_WHAT YOU SHOULD DO:_ Where in the records does the word "otpadnih" occur? Copy each line in which it does.

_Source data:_

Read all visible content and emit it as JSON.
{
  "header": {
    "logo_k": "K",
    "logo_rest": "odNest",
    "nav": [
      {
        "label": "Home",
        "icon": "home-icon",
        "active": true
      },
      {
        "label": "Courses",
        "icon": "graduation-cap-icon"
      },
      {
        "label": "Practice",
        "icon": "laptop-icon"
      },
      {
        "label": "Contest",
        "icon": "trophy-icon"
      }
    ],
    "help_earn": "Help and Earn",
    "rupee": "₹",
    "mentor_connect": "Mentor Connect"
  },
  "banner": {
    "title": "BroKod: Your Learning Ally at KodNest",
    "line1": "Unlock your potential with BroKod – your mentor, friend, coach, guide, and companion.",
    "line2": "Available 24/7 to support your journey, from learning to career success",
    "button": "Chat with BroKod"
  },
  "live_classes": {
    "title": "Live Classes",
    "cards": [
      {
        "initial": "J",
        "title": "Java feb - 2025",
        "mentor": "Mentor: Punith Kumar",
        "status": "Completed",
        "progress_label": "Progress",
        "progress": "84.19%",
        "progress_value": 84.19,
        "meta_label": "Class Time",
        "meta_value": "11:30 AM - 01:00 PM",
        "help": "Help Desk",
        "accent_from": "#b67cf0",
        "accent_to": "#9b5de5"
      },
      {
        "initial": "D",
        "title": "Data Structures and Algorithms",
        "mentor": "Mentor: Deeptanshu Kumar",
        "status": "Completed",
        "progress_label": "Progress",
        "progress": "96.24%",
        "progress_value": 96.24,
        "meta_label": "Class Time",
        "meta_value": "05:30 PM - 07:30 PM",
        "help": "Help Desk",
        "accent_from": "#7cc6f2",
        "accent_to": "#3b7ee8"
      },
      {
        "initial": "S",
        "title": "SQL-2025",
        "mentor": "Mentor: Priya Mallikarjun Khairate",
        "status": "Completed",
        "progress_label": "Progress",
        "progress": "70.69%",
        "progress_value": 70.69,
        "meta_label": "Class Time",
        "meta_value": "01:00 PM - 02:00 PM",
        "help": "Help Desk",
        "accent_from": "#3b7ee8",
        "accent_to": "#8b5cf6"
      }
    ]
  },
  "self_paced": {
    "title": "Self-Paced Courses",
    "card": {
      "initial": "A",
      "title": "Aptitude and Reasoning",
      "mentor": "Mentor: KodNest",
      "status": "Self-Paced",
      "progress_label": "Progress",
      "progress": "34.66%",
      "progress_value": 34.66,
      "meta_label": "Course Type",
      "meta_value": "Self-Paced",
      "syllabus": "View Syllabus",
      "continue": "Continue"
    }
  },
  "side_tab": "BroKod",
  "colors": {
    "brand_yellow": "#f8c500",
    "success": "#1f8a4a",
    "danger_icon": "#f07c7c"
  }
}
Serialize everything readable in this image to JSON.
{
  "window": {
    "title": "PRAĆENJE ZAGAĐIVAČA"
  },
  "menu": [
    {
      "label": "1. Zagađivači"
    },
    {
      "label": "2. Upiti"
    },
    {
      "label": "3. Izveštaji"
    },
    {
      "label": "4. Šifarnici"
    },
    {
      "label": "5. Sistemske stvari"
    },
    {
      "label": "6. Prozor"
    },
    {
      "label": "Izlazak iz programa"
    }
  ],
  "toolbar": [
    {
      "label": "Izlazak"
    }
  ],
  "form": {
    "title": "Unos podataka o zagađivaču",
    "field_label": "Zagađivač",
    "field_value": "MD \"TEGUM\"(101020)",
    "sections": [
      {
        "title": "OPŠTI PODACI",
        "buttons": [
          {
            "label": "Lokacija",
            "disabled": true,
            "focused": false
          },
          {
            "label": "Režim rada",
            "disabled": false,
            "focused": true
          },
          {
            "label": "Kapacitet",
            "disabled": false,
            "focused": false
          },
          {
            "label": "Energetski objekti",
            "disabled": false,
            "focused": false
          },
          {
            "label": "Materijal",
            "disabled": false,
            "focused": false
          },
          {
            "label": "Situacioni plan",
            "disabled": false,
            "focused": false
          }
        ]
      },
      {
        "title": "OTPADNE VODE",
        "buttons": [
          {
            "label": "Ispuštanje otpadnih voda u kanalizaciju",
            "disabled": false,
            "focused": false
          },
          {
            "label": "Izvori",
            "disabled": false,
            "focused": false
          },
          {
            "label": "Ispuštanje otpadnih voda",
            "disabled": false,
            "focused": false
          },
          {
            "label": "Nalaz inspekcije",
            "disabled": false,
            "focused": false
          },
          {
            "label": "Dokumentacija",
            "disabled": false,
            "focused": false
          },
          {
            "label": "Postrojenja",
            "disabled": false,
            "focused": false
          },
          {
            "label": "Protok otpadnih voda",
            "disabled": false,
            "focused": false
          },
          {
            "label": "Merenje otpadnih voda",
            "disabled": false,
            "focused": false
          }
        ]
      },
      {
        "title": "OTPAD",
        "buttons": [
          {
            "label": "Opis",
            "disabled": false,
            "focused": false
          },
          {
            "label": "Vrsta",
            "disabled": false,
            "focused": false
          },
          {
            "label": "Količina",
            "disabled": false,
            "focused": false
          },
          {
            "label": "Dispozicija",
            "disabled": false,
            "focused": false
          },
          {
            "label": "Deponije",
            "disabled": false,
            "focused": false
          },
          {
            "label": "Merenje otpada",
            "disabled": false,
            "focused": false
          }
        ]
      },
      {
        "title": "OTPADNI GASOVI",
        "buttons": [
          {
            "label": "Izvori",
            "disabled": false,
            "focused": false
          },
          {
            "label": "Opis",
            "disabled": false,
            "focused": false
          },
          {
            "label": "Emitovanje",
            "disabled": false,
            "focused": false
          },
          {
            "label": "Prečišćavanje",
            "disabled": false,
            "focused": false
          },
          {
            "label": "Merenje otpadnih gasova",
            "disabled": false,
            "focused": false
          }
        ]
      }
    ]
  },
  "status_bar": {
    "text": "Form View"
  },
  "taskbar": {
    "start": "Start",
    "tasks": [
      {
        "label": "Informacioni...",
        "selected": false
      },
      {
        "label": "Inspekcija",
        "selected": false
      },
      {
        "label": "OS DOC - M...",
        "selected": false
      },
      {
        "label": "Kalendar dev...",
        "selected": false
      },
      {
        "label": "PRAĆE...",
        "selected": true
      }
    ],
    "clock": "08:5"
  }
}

_ANSWER SECTION:_
            "label": "Ispuštanje otpadnih voda u kanalizaciju",
            "label": "Ispuštanje otpadnih voda",
            "label": "Protok otpadnih voda",
            "label": "Merenje otpadnih voda",
            "label": "Merenje otpadnih gasova",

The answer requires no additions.